With my academic background in environmental law and policy, I find myself thinking about and studying the subject through the conceptual lens of the principles of permaculture. Instead of looking at a law and/or policy on its face, I am far more interested by the trends of movement of the law and policy; I am interested in where the contemporary legal frameworks are situated in the historical context over time. By understanding where the law has been you can more accurately understand and anticipate where it may be going. This reveals, in a sense, a hierarchy of potential intervention. If, say, one legal doctrine is trending favorably towards environmental health, community sovereignty, and independence, while another is trending divergently towards subjugation, dependence and degradation then perhaps more resources ought to be directed towards intervening in the trend of the latter doctrine and fewer towards the earlier. It is true that similar to a protracted and thoughtful relationship with a visible landscape, an engaged kinship with our social, or invisible, structures yields analogous results.

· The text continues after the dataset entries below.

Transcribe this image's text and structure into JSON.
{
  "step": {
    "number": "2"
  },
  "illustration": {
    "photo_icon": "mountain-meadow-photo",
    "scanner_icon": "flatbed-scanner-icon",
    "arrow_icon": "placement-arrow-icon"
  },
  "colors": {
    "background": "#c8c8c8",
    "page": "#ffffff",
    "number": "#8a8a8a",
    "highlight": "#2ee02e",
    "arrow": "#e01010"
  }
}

So how does one observe and interact? Naturalist John Muir Laws articulates three prompts to facilitate deep observation and thoughtful interaction in a student new to the idea. He proposes one articulate their observation verbally to themselves as “I notice… I wonder… and it reminds me of…” Using these prompts, Laws suggests, “keeps observations in conscious working memory long enough for your own brain to convert them to long term memories.” It is those long term memories the serve as the basis for pattern recognition. So whether we are applying the skill of observation to our social systems, our physical systems or both, it is critical that we bring a curious, open mind willing to learn intellectually, emotionally and spiritually as we engage deeper with our context. It is curiosity after all, that brought formulaically minded third year law student to embrace a new and deeper relationship with not only the law, but also the entire natural world.